Environmentalists have welcomed the recent decision of the Uttarakhand high court to declare the Ganga and Yamuna rivers as “legal persons”. The objective is to mitigate the impact of harm done to these rivers on a daily basis. Humanizing these natural resources is a positive step taken in the direction of environmental conservation.
Indians, since eons, have been wreaking havoc on our rivers. Frequent dumping of solid waste and release of untreated chemicals have affected the quality and volume of water present in our rivers to a large extent.
“Rivers such as Ganga and Yamuna have been bestowed the status of goddesses. Many mountains and naulas (water sources) are dedicated to gods, signifying importance of their conservation. The court order is just a legal aspect; conservation has been sanctified in the spiritual domain,” environmental activist Anil Joshi told HT.

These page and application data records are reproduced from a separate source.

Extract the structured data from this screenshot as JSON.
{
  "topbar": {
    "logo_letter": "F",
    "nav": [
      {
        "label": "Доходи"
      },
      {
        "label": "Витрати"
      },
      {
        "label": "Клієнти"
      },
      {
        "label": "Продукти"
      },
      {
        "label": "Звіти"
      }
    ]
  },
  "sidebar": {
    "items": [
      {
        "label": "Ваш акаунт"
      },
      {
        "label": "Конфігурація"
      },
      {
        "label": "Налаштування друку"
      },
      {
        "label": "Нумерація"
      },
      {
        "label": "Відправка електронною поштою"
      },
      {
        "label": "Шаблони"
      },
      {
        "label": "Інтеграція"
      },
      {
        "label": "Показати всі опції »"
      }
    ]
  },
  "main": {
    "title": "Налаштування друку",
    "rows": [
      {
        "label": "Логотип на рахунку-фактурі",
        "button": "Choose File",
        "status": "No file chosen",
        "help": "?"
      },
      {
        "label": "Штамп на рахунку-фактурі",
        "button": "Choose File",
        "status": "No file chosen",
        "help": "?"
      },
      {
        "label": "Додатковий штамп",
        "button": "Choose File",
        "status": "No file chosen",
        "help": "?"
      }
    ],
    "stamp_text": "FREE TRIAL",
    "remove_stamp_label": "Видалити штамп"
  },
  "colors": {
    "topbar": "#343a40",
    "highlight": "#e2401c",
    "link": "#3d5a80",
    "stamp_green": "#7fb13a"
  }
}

“Most of the water sources have temples – a message for their conservation. There is a tradition of dedicating forests to gods so that the trees are not cut,” said Suresh Bhai who has been fighting for conservation of rivers. He added that rivers must be conserved in their pristine form.
SheThePeople.Tv spoke to environmentalist Nirmala Kandalgaonkar about the Uttarakhand High Court’s decision.
“Due to this categorization, cases can be brought before the courts directly on behalf of the Ganga River. This could be an extremely useful legal tool in fighting actions like dumping of waste in the river,” -Nirmala Kandalgaonkar
This is not the first time that rivers are being treated as “persons” to ensure their protection. A few weeks ago, the New Zealand government declared its third longest river Whanganui river a legal person.
This innovative strategy of thwarting people from polluting the rivers can go a long way in conserving our natural resources for the present and future generations. The only cause of worry, however, is that we are living in a world where even human beings are not spared. Can we really expect people to respect and protect their fellow humans? We will have to wait to evaluate how far this measure helps.
Image Credits: DNA India
Charvi Is An Intern With SheThePeople.TV